Items from a data source
——————————

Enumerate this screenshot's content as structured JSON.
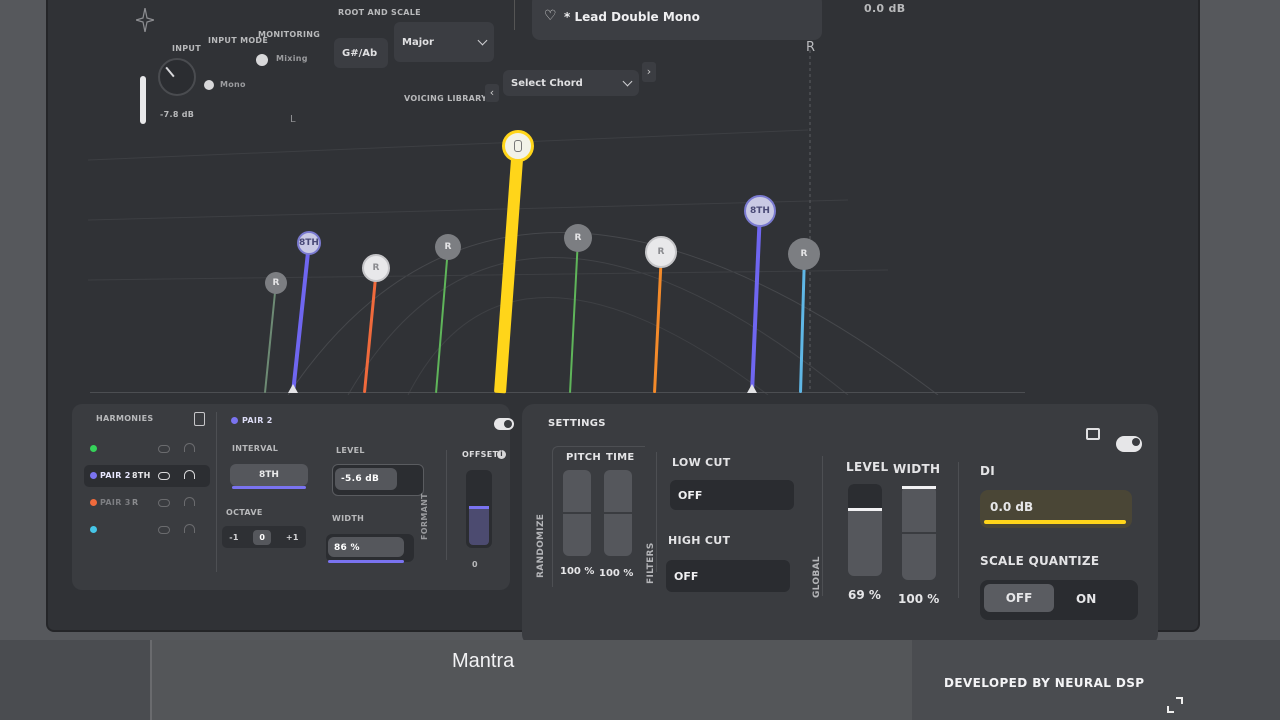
{
  "header": {
    "input_label": "INPUT",
    "input_mode_label": "INPUT MODE",
    "monitoring_label": "MONITORING",
    "root_scale_label": "ROOT AND SCALE",
    "input_value": "-7.8 dB",
    "input_mode_option": "Mono",
    "monitoring_option": "Mixing",
    "root_value": "G#/Ab",
    "scale_value": "Major",
    "preset_name": "* Lead Double Mono",
    "output_value": "0.0 dB",
    "voicing_library_label": "VOICING LIBRARY",
    "voicing_value": "Select Chord"
  },
  "visualizer": {
    "top_marker_r": "R",
    "center_marker_l": "L",
    "voices": [
      {
        "label": "R",
        "color": "#6d8a74",
        "style": "dim"
      },
      {
        "label": "8TH",
        "color": "#6f66f0",
        "style": "oct"
      },
      {
        "label": "R",
        "color": "#f06a3c",
        "style": "bright"
      },
      {
        "label": "R",
        "color": "#5fb55a",
        "style": "dim"
      },
      {
        "label": "",
        "color": "#ffd51a",
        "style": "main"
      },
      {
        "label": "R",
        "color": "#5fb55a",
        "style": "dim"
      },
      {
        "label": "R",
        "color": "#f38a2a",
        "style": "bright"
      },
      {
        "label": "8TH",
        "color": "#6f66f0",
        "style": "oct"
      },
      {
        "label": "R",
        "color": "#5fb7e6",
        "style": "dim"
      }
    ]
  },
  "harmonies": {
    "title": "HARMONIES",
    "pairs": [
      {
        "label": "",
        "dot": "#35d35a",
        "interval": "",
        "active": false
      },
      {
        "label": "PAIR 2",
        "dot": "#7a73f0",
        "interval": "8TH",
        "active": true
      },
      {
        "label": "PAIR 3",
        "dot": "#f06a3c",
        "interval": "R",
        "active": false
      },
      {
        "label": "",
        "dot": "#46c6e8",
        "interval": "",
        "active": false
      }
    ],
    "selected_pair": "PAIR 2",
    "interval_label": "INTERVAL",
    "interval_value": "8TH",
    "octave_label": "OCTAVE",
    "octave_options": [
      "-1",
      "0",
      "+1"
    ],
    "level_label": "LEVEL",
    "level_value": "-5.6 dB",
    "width_label": "WIDTH",
    "width_value": "86 %",
    "offset_label": "OFFSET",
    "offset_value": "0",
    "formant_label": "FORMANT"
  },
  "settings": {
    "title": "SETTINGS",
    "randomize_label": "RANDOMIZE",
    "pitch_label": "PITCH",
    "time_label": "TIME",
    "pitch_value": "100 %",
    "time_value": "100 %",
    "filters_label": "FILTERS",
    "low_cut_label": "LOW CUT",
    "low_cut_value": "OFF",
    "high_cut_label": "HIGH CUT",
    "high_cut_value": "OFF",
    "global_label": "GLOBAL",
    "level_label": "LEVEL",
    "width_label": "WIDTH",
    "level_value": "69 %",
    "width_value": "100 %",
    "di_label": "DI",
    "di_value": "0.0 dB",
    "scale_quantize_label": "SCALE QUANTIZE",
    "sq_off": "OFF",
    "sq_on": "ON"
  },
  "footer": {
    "app_name": "Mantra",
    "developer": "DEVELOPED BY NEURAL DSP"
  },
  "colors": {
    "accent_purple": "#7a73f0",
    "accent_yellow": "#ffd51a",
    "panel": "#3a3c40"
  }
}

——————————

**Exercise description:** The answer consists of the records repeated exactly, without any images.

**Solved problem:**
Enumerate this screenshot's content as structured JSON.
{
  "header": {
    "input_label": "INPUT",
    "input_mode_label": "INPUT MODE",
    "monitoring_label": "MONITORING",
    "root_scale_label": "ROOT AND SCALE",
    "input_value": "-7.8 dB",
    "input_mode_option": "Mono",
    "monitoring_option": "Mixing",
    "root_value": "G#/Ab",
    "scale_value": "Major",
    "preset_name": "* Lead Double Mono",
    "output_value": "0.0 dB",
    "voicing_library_label": "VOICING LIBRARY",
    "voicing_value": "Select Chord"
  },
  "visualizer": {
    "top_marker_r": "R",
    "center_marker_l": "L",
    "voices": [
      {
        "label": "R",
        "color": "#6d8a74",
        "style": "dim"
      },
      {
        "label": "8TH",
        "color": "#6f66f0",
        "style": "oct"
      },
      {
        "label": "R",
        "color": "#f06a3c",
        "style": "bright"
      },
      {
        "label": "R",
        "color": "#5fb55a",
        "style": "dim"
      },
      {
        "label": "",
        "color": "#ffd51a",
        "style": "main"
      },
      {
        "label": "R",
        "color": "#5fb55a",
        "style": "dim"
      },
      {
        "label": "R",
        "color": "#f38a2a",
        "style": "bright"
      },
      {
        "label": "8TH",
        "color": "#6f66f0",
        "style": "oct"
      },
      {
        "label": "R",
        "color": "#5fb7e6",
        "style": "dim"
      }
    ]
  },
  "harmonies": {
    "title": "HARMONIES",
    "pairs": [
      {
        "label": "",
        "dot": "#35d35a",
        "interval": "",
        "active": false
      },
      {
        "label": "PAIR 2",
        "dot": "#7a73f0",
        "interval": "8TH",
        "active": true
      },
      {
        "label": "PAIR 3",
        "dot": "#f06a3c",
        "interval": "R",
        "active": false
      },
      {
        "label": "",
        "dot": "#46c6e8",
        "interval": "",
        "active": false
      }
    ],
    "selected_pair": "PAIR 2",
    "interval_label": "INTERVAL",
    "interval_value": "8TH",
    "octave_label": "OCTAVE",
    "octave_options": [
      "-1",
      "0",
      "+1"
    ],
    "level_label": "LEVEL",
    "level_value": "-5.6 dB",
    "width_label": "WIDTH",
    "width_value": "86 %",
    "offset_label": "OFFSET",
    "offset_value": "0",
    "formant_label": "FORMANT"
  },
  "settings": {
    "title": "SETTINGS",
    "randomize_label": "RANDOMIZE",
    "pitch_label": "PITCH",
    "time_label": "TIME",
    "pitch_value": "100 %",
    "time_value": "100 %",
    "filters_label": "FILTERS",
    "low_cut_label": "LOW CUT",
    "low_cut_value": "OFF",
    "high_cut_label": "HIGH CUT",
    "high_cut_value": "OFF",
    "global_label": "GLOBAL",
    "level_label": "LEVEL",
    "width_label": "WIDTH",
    "level_value": "69 %",
    "width_value": "100 %",
    "di_label": "DI",
    "di_value": "0.0 dB",
    "scale_quantize_label": "SCALE QUANTIZE",
    "sq_off": "OFF",
    "sq_on": "ON"
  },
  "footer": {
    "app_name": "Mantra",
    "developer": "DEVELOPED BY NEURAL DSP"
  },
  "colors": {
    "accent_purple": "#7a73f0",
    "accent_yellow": "#ffd51a",
    "panel": "#3a3c40"
  }
}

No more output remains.